Wear disposable gloves and safety glasses. Oxygen is evolved in this reaction, so do not perform this demonstration near an open flame. Also, the reaction is exothermic, producing a fair amount of heat, so do not lean over the graduated cylinder when the solutions are mixed. Leave your gloves on following the demonstration to aid with cleanup. The solution and foam may be rinsed down the drain with water.

Elephant Toothpaste Procedure

  1. Put on gloves and safety glasses. The iodine from the reaction may stain surfaces so you might want to cover your workspace with an open garbage bag or a layer of paper towels.
  2. Pour ~50 mL of 30% hydrogen peroxide solution into the graduated cylinder.
  3. Squirt in a little dishwashing detergent and swirl it around.
  4. You can place 5-10 drops of food coloring along the wall of the cylinder to make the foam resemble striped toothpaste.
  5. Add ~10 mL of potassium iodide solution. Do not lean over the cylinder when you do this, as the reaction is very vigorous and you may get splashed or possibly burned by steam.
  6. You may touch a glowing splint to the foam to relight it, indicating the presence of oxygen.

Variations of the Elephant Toothpaste Demonstration

  • You can add 5 grams of starch to the hydrogen peroxide. When the potassium iodide is added, the resulting foam will have light and dark patches from the reaction of some of the starch to form triiodide.
  • You can use yeast instead of potassium iodide. Foam is produced more slowly, but you can add a fluorescent dye to this reaction to produce elephant toothpaste that will glow very brightly under a black light.
  • You can color the demonstration and make it into an Elephant Toothpaste Christmas Tree for the holidays.
  • There is also a kid-friendly version of the elephant toothpaste demo that is safe for hands.

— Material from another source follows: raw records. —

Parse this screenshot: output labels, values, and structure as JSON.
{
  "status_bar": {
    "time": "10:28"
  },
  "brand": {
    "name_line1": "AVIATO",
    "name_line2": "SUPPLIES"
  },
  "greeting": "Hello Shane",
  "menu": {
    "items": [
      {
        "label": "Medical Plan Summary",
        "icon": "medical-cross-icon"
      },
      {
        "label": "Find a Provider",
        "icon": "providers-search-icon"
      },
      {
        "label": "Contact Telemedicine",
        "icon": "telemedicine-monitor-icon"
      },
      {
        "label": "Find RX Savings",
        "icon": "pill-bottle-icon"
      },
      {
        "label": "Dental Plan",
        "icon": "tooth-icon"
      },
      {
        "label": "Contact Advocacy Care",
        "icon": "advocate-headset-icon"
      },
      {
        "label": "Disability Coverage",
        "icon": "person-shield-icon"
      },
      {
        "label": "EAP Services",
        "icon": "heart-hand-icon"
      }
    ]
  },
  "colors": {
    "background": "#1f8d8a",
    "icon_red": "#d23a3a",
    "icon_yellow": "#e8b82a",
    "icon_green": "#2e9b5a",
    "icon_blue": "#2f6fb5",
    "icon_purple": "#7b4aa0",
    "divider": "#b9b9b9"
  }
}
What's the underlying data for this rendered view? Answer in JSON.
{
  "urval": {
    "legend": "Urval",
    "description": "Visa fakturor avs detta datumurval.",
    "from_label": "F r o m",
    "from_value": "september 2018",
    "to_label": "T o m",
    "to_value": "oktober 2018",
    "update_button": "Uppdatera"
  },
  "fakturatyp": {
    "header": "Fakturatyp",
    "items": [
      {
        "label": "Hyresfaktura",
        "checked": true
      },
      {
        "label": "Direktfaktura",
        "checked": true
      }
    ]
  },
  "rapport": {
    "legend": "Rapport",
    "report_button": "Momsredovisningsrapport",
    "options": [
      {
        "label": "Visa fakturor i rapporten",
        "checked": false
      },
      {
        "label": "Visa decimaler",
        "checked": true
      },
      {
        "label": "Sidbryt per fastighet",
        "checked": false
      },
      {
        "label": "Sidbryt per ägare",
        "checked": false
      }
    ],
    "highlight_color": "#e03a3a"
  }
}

Elephant Toothpaste Chemistry

The overall equation for this reaction is:

2 H2O2(aq) → 2 H2O(l) + O2(g)

However, the decomposition of the hydrogen peroxide into water and oxygen is catalyzed by the iodide ion.

H2O2(aq) + I-(aq) → OI-(aq) + H2O(l)

H2O2(aq) + OI-(aq) → I-(aq) + H2O(l) + O2(g)

The dishwashing detergent captures the oxygen as bubbles. Food coloring can color the foam. The heat from this exothermic reaction is such that the foam may steam. If the demonstration is performed using a plastic bottle, you can expect slight distortion of the bottle from the heat.

Elephant Toothpaste Experiment Fast Facts


  • 30% Hydrogen Peroxide
  • Concentrated potassium iodide solution OR packet of dry yeast
  • Liquid dishwashing detergent
  • Food coloring (optional)
  • Starch (optional)

Concepts Illustrated

This demonstration illustrates exothermic reactions, chemical changes, catalysis, and decomposition reactions. Usually the demo is performed less to discuss the chemistry and more to raise interest in chemistry. It is one of the easiest and most dramatic chemistry demonstrations available.

Time Required

The reaction is instantaneous. Set-up can be completed in under half an hour.


The demonstration is suitable for all age groups, particularly to raise interest in science and chemical reactions. Because the hydrogen peroxide is a strong oxidizer and because heat is generated by the reaction, the demonstration is best performed by a science teacher with chemical experience. It should not be performed by unsupervised children.